This panel discussions gathers experts in US and international climate policy and politics to discuss what we can expect on this critical issue in a critical election. It is being held as part of the Blavatnik School's COP26 events series, convening public discussions on climate policy in advance of the UK's hosting of the 26th Conference of the Parties of the United Nations Framework Convention on Climate Change in Glasgow in November 2020.
- Brendan Guy, Manager for International Policy, Natural Resources Defence Council
- Sue Biniaz, Senior Fellow for Climate Change, UN Foundation
- Further speakers tbc
Moderator: Dr Thomas Hale
About the speakers
Brendan Guy is Manager for International Policy at the Natural Resources Defence Council. He works to encourage cities, regions and companies to make commitments to action on climate change and sustainable development. Guy serves as an advisory board member to Sustainia100, which honours innovative solutions for sustainability, and as a curator of the Global Solution Networks’ hub on Climate and Planet Stewardship. He holds a bachelor’s degree in natural resources conservation from the University of British Columbia and a master’s in environmental management from Yale University’s School of Forestry and Environmental Studies. He is based in Washington, DC.

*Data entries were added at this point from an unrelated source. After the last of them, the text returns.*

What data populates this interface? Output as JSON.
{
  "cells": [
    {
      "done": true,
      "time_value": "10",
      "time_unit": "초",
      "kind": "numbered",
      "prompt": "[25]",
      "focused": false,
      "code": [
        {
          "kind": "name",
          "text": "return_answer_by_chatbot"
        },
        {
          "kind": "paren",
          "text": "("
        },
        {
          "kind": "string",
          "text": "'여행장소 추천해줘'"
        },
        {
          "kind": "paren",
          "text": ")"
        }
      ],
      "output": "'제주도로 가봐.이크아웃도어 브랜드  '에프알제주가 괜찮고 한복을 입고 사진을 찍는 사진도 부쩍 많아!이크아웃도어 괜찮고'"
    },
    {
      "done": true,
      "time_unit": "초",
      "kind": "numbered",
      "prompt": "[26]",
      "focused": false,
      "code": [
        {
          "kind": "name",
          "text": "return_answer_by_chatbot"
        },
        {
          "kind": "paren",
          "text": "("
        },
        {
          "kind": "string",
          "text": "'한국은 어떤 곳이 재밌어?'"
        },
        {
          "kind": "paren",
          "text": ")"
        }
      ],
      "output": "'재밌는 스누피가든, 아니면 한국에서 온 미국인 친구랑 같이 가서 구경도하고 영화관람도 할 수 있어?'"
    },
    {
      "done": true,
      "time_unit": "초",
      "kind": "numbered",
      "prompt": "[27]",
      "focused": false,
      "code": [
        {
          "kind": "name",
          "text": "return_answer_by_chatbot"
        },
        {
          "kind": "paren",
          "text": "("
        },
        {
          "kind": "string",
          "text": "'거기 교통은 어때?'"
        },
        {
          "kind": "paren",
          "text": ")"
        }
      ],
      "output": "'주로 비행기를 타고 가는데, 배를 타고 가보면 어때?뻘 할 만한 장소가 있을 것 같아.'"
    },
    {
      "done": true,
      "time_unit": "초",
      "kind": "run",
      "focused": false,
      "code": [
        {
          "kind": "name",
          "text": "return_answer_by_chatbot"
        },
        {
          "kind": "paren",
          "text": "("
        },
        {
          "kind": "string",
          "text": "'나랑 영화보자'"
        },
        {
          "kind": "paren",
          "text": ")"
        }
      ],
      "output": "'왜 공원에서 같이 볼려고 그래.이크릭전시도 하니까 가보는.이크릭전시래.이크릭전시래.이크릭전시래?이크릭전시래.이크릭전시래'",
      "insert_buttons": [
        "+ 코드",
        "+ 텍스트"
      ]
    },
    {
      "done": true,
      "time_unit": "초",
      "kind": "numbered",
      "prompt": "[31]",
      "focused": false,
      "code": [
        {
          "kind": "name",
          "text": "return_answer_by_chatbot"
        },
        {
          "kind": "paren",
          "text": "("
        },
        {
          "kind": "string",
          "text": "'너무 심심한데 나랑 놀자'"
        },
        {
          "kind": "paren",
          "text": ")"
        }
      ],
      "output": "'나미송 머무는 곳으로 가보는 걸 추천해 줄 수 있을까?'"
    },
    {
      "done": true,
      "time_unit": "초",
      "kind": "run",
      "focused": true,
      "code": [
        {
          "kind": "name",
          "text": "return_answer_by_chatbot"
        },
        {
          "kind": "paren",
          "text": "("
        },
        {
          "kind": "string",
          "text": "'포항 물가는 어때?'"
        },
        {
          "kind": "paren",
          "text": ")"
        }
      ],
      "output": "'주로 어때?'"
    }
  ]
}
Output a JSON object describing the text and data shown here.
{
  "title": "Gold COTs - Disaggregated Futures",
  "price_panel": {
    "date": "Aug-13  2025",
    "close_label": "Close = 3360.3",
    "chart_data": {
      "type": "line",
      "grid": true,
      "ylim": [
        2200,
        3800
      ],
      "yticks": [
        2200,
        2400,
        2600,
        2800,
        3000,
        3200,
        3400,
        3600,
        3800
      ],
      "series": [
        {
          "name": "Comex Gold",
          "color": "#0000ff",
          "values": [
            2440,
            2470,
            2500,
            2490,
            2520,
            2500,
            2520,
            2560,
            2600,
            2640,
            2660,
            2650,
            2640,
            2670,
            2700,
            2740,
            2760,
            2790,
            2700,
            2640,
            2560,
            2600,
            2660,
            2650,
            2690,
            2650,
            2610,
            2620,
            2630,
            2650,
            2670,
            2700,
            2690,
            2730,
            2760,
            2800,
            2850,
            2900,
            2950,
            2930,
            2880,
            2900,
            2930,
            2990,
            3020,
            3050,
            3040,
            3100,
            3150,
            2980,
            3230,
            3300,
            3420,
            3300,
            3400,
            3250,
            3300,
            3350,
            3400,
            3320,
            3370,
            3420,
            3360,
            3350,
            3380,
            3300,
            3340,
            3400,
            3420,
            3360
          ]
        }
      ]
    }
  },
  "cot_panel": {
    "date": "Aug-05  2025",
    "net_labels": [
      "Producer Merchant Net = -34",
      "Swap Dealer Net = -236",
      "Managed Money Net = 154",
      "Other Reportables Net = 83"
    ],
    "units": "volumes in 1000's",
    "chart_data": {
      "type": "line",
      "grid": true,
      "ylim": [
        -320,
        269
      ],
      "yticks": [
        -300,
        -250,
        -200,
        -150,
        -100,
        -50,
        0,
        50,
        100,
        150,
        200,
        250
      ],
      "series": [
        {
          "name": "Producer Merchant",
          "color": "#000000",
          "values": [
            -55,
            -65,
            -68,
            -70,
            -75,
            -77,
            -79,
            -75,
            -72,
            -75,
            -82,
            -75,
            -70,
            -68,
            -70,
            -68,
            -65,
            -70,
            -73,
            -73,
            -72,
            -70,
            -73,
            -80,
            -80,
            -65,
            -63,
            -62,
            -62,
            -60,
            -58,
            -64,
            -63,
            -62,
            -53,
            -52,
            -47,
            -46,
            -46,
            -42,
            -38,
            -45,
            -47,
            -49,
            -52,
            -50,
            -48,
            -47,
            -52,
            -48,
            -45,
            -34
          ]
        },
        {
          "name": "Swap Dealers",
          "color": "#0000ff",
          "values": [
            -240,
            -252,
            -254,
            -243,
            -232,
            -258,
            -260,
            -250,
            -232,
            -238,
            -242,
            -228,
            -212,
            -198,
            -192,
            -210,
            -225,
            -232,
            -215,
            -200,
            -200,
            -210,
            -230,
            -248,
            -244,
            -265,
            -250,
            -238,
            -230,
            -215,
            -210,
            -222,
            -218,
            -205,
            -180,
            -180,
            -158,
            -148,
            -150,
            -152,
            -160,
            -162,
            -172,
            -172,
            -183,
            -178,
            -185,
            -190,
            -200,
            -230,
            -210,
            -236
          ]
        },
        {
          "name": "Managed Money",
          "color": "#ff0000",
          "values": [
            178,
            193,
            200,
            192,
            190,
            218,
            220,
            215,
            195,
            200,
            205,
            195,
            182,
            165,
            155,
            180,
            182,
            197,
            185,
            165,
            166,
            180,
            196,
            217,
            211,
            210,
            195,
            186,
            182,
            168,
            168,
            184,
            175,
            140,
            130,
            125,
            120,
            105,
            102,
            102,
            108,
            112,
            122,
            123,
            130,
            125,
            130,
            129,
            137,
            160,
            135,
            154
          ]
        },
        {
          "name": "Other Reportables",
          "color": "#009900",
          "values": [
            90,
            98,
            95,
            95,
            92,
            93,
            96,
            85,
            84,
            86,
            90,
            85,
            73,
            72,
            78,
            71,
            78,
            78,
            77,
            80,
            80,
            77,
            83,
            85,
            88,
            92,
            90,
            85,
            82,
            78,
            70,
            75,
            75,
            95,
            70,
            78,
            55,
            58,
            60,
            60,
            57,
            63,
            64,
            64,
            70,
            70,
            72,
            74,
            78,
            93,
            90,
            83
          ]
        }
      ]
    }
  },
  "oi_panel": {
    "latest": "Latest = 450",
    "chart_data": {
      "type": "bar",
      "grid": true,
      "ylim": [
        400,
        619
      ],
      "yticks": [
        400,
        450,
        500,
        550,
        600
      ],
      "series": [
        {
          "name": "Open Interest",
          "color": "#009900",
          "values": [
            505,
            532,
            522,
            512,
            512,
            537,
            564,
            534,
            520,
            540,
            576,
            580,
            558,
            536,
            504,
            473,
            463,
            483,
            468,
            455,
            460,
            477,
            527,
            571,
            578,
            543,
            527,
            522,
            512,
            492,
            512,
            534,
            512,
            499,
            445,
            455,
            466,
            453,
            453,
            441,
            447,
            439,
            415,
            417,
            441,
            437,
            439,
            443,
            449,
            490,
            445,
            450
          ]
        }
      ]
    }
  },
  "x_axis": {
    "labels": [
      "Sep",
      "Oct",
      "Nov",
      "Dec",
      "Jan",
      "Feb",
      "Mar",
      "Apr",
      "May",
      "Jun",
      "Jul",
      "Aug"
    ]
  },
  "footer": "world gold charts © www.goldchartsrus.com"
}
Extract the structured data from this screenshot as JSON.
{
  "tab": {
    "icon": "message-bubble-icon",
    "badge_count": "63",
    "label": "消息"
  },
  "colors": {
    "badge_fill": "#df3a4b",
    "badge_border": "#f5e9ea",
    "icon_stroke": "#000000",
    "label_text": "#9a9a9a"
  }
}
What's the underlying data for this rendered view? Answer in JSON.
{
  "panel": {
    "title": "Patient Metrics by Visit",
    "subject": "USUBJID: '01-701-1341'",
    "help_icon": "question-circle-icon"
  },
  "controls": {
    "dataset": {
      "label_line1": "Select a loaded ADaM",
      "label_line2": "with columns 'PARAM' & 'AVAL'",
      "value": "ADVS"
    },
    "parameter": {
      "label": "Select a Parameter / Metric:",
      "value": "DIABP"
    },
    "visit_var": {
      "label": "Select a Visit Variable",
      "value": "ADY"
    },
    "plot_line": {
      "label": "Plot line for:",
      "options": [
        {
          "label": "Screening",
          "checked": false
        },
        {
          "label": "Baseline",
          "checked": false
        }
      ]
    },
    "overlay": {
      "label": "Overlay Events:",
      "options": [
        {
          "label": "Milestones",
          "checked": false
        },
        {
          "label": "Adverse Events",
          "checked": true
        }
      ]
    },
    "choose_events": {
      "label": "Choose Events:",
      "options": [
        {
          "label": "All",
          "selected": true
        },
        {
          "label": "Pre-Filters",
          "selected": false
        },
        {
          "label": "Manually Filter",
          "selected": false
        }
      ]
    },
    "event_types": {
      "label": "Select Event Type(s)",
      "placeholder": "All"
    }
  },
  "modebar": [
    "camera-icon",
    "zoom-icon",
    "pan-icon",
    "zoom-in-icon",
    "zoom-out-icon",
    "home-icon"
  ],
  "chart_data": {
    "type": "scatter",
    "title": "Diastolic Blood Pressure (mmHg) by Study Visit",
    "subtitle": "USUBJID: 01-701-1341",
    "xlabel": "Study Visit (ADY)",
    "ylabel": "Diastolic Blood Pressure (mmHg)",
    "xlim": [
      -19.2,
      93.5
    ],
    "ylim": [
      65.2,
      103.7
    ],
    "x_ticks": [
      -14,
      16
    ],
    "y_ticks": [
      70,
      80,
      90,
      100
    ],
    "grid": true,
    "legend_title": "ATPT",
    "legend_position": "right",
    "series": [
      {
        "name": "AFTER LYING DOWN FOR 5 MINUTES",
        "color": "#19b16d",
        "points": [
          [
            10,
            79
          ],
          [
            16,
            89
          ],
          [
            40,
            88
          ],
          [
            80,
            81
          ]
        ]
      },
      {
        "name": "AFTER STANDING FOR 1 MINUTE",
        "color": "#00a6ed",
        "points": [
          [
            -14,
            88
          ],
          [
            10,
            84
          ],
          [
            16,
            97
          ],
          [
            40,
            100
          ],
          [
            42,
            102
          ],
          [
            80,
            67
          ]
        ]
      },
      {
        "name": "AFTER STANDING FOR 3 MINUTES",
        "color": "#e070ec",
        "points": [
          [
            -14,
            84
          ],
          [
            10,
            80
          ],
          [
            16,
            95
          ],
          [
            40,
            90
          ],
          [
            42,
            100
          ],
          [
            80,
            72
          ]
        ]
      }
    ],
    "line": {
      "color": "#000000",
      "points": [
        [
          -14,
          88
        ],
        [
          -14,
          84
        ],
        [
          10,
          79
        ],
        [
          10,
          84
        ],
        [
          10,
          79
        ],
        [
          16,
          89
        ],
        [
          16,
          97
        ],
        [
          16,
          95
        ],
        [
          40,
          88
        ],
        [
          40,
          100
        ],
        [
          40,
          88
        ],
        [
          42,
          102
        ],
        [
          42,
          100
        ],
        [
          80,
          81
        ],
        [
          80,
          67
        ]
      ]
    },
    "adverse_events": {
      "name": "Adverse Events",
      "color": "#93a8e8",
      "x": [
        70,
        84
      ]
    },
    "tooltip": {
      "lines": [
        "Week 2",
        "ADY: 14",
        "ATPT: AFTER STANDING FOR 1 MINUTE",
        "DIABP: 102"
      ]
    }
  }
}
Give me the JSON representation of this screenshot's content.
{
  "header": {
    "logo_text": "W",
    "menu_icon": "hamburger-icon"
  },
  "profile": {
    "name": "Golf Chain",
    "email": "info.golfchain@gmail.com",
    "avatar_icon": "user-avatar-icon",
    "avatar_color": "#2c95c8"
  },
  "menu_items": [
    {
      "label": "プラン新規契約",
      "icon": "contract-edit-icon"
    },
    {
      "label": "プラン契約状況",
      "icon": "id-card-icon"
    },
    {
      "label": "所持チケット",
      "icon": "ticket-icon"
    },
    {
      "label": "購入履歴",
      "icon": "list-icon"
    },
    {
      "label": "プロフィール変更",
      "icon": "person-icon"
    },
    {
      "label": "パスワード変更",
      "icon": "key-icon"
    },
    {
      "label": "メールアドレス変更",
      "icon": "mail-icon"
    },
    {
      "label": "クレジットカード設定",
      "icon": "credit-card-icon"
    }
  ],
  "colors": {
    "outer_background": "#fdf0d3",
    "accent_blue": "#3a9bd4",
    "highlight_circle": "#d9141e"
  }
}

For more than 25 years, Sue Biniaz served as the lead climate lawyer for the US State Department, where she played a central role in all major international climate negotiations, including the Paris Agreement on climate change. During her tenure at the State Department as a Deputy Legal Adviser, she also supervised the Treaty Office and issues related to the law of the sea, Somali piracy, the Western Hemisphere, human rights, law enforcement and private international law. Prior to that, she led the State Department’s legal office for Oceans, Environment, and Science, as well as the legal office for European Affairs. Since leaving the State Department, Sue has been teaching courses on international environmental law and the international climate negotiations at various law schools, including Yale, Columbia and the University of Chicago.